Thursday, September 20, 2007

Battery (and getting a jump)

Aircraft alternators support the electrical load during operation. The system is designed to keep a charged battery charged. The aircraft system (alternator) is not a battery charger. It is a batter "sustainer". Having to use a ground power unit to start an aircraft because the battery is dead and using the aircraft charging system to charge the battery can have the following effects:

- it shortens the life of the alternator by putting full amperage for an extended period of time to charge the battery. It also has the power the aircraft systems at the same time. This is very hard on any alternator and may fail because of the additional load.

- it shortens the battery life due to overheating during high amperage charge.

FAR Part 23.1353 (h) In the event of a complete loss of the primary electrical power generating system, the battery must be capable of providing at least 30 minutes of electrical power to those loads that are essential to continued safe flight and landing. The 30 minute time period includes the time needed for the pilots to recognize the loss of generated power and take appropriate load shedding action.

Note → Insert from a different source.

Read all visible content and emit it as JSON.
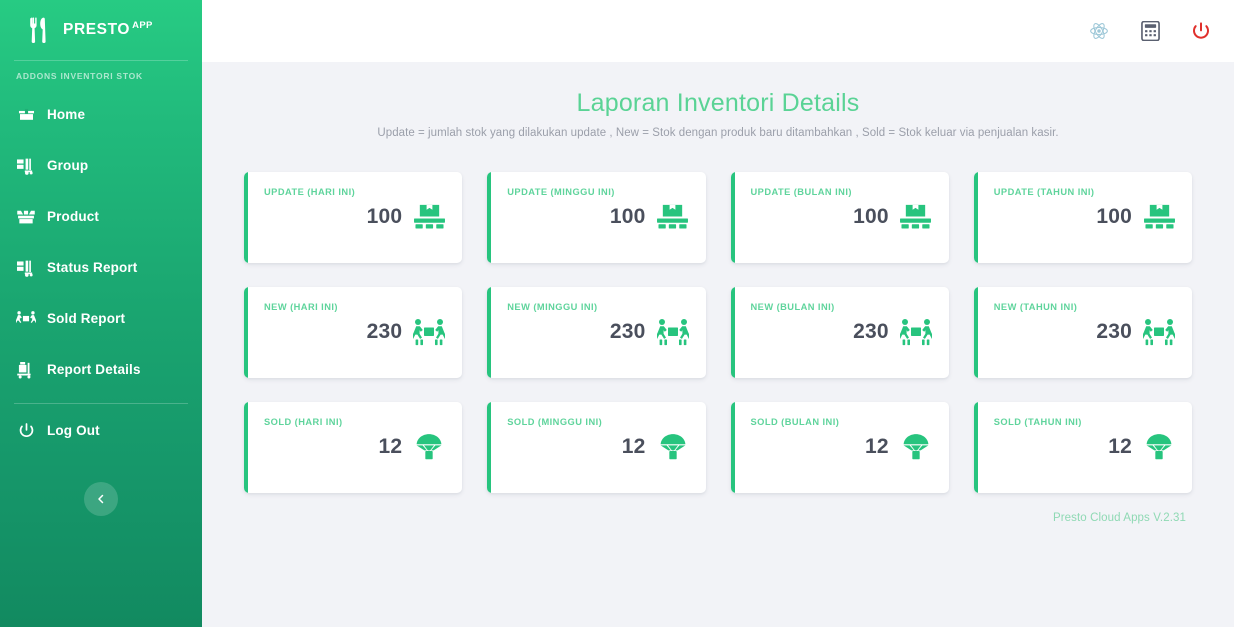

Jumping an aircraft and then taking off would be a violation of this FAR, the battery must be taken off and charged by a mechanic that can monitor the charging and then test it for the 30 min.